And that’s a wrap!
You did it!
You made it to the end of the Biggest Phisher!
You are now one of the most highly trained phish spotters ever! Throughout the month, you received 22 of the most challenging phishing messages we’ve ever sent here at SMU. Overall, 93% of the time, y’all didn’t click… and y’all kept getting better throughout the month!
At this point in the email, I usually insert the leaderboard. But you’ll have to tune in on November 5, 2020, at 1 p.m. to find out the winners! (You don’t have to be present to win, I’ll let you know either way). It was a real nail biter right up until the end.
Thank you again for being a part of this! I hope you had some fun.
October 23: Salary Update
This one surprised me… This was actually tied for the 3rd most successful phishing message of the month! The address looked legit, but if you hovered over, the real URL was smu.directory/box.com. Remember you always have to look at the leftmost part of the address…everything after the “/” is just there to distract you.
October 26: Job Opening at UTD
It looks like you’re not a good fit for this phishing message. I was sure this one would be more successful. It’s very similar to what a real Glassdoor alert might look like, however, this was the least reported phishing message of the month, probably because we are so desensitized to seeing regular alert messages like this…
Context is always key! If you’re not expecting something, it’s best to go to the real source…which many of you did by going to Glassdoor.com and doing your own search! I’m so proud of you!
October 27: You Got a Voicemail from Me
If you were wondering what kind of spear phishing messages that cybercriminals use to target me specifically, this is it. I copied most of this directly from a real phish I received. But you guys picked up on it almost immediately because of how different it is from our real voice mail messages. The hacker in this case was probably just guessing at our voicemail format, but it’s possible that future campaigns could be closer to what we actually use or to embed a malicious file instead of a real recording.
October 28: Your Library Book Isn’t Overdue
If you had a library book out, you might have been worried. But most people were able to identify that the link was tricky, but didn’t come back to SMU: Library-services.com/smu.edu. The campaign also used the name of the former dean of the Libraries…this is a good red flag to alert you since cybercriminals may not have all the most up to date information when they do their research.
October 29: Vote…on your favorite mask
This campaign was a little unique in that the email only contained a picture… To see the image/text, you had to allow images to be displayed. But the whole picture was a clickable link that could take you to a malicious page. It turned out this technique became one of the most effective campaigns because of it!
October 30: Faculty Evals

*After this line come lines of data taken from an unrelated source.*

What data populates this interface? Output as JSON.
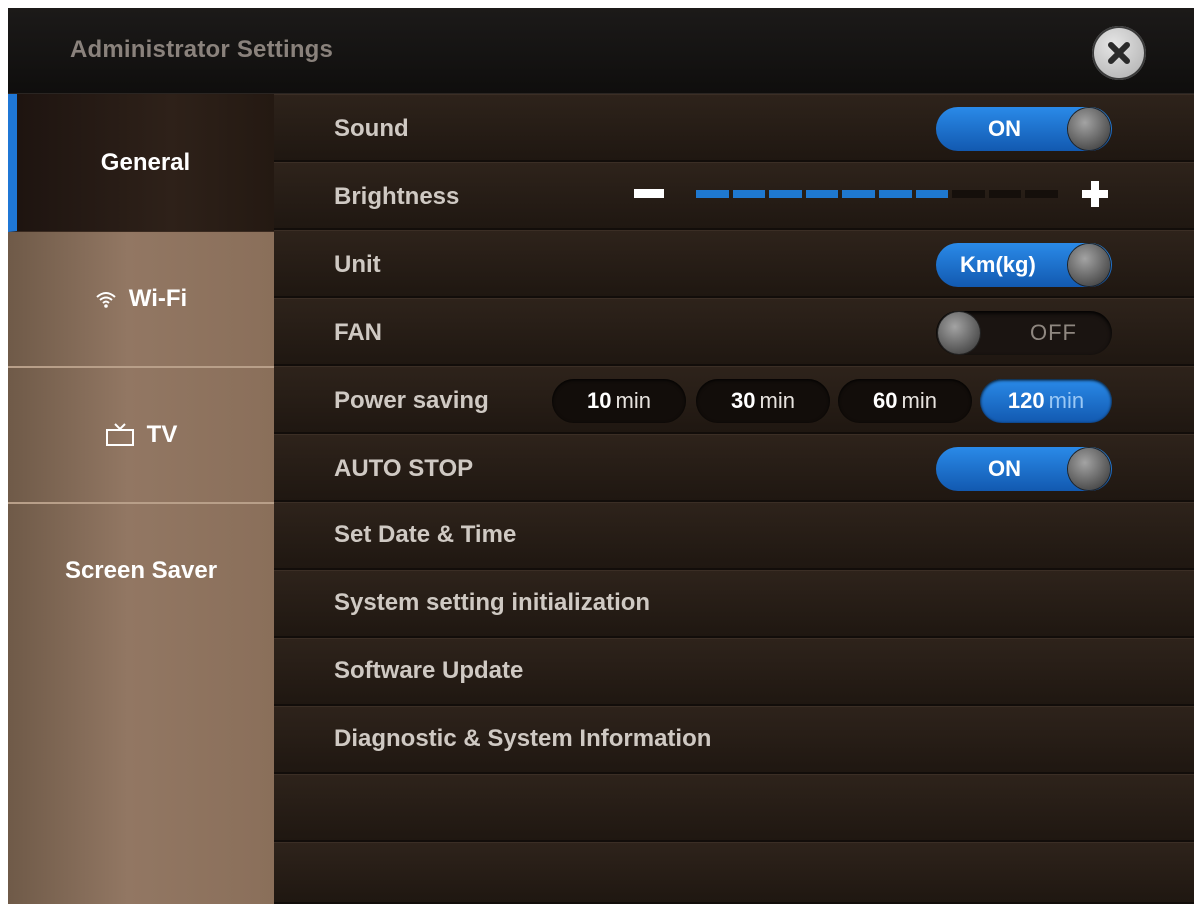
{
  "window": {
    "title": "Administrator Settings"
  },
  "sidebar": {
    "items": [
      {
        "label": "General",
        "active": true
      },
      {
        "label": "Wi-Fi",
        "icon": "wifi-icon"
      },
      {
        "label": "TV",
        "icon": "tv-icon"
      },
      {
        "label": "Screen Saver"
      }
    ]
  },
  "settings": {
    "sound": {
      "label": "Sound",
      "state": "ON"
    },
    "brightness": {
      "label": "Brightness",
      "level": 7,
      "max": 10
    },
    "unit": {
      "label": "Unit",
      "value": "Km(kg)"
    },
    "fan": {
      "label": "FAN",
      "state": "OFF"
    },
    "power_saving": {
      "label": "Power saving",
      "options": [
        {
          "num": "10",
          "unit": "min"
        },
        {
          "num": "30",
          "unit": "min"
        },
        {
          "num": "60",
          "unit": "min"
        },
        {
          "num": "120",
          "unit": "min"
        }
      ],
      "selected": "120"
    },
    "auto_stop": {
      "label": "AUTO STOP",
      "state": "ON"
    },
    "set_date_time": {
      "label": "Set Date & Time"
    },
    "system_init": {
      "label": "System setting initialization"
    },
    "software_update": {
      "label": "Software Update"
    },
    "diagnostic": {
      "label": "Diagnostic & System Information"
    }
  },
  "colors": {
    "accent": "#1f77d6",
    "background": "#1d1612",
    "sidebar": "#8a6f5a"
  }
}
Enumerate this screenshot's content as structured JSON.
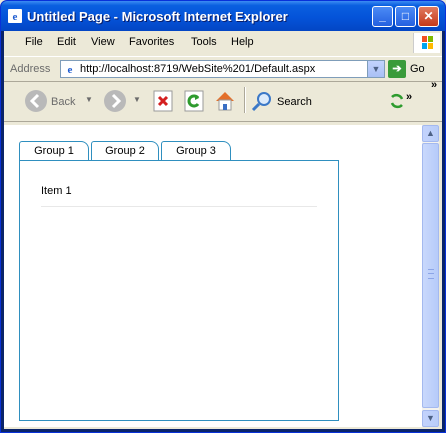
{
  "window": {
    "title": "Untitled Page - Microsoft Internet Explorer"
  },
  "menu": {
    "items": [
      "File",
      "Edit",
      "View",
      "Favorites",
      "Tools",
      "Help"
    ]
  },
  "address": {
    "label": "Address",
    "url": "http://localhost:8719/WebSite%201/Default.aspx",
    "go_label": "Go"
  },
  "toolbar": {
    "back_label": "Back",
    "search_label": "Search",
    "overflow": "»"
  },
  "page": {
    "tabs": [
      {
        "label": "Group 1",
        "active": true
      },
      {
        "label": "Group 2",
        "active": false
      },
      {
        "label": "Group 3",
        "active": false
      }
    ],
    "panel_item": "Item 1"
  },
  "colors": {
    "titlebar": "#0453D9",
    "tab_border": "#2F8FBF"
  },
  "icons": [
    "ie-icon",
    "minimize-icon",
    "maximize-icon",
    "close-icon",
    "windows-logo-icon",
    "back-icon",
    "forward-icon",
    "stop-icon",
    "refresh-icon",
    "home-icon",
    "search-icon",
    "go-icon",
    "scroll-up-icon",
    "scroll-down-icon"
  ]
}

This phish was based on a real phishing campaign targeting another University. It’s actually the same form that Google will send you if you sign up for Google Forms, with the links modified. I tried to trip you up a bit with the URL… smu.email/gmail.com. smu.email is a domain we registered for this game, but it could have been any malicious domain…so remember to look at the beginning of the URL first.
Some of you reported the email address since it was a Gmail address. But this also came from a real email scam using real names of people inside SMU with fake Gmail or other free email domains.
George Finney, J.D.
Chief Security Officer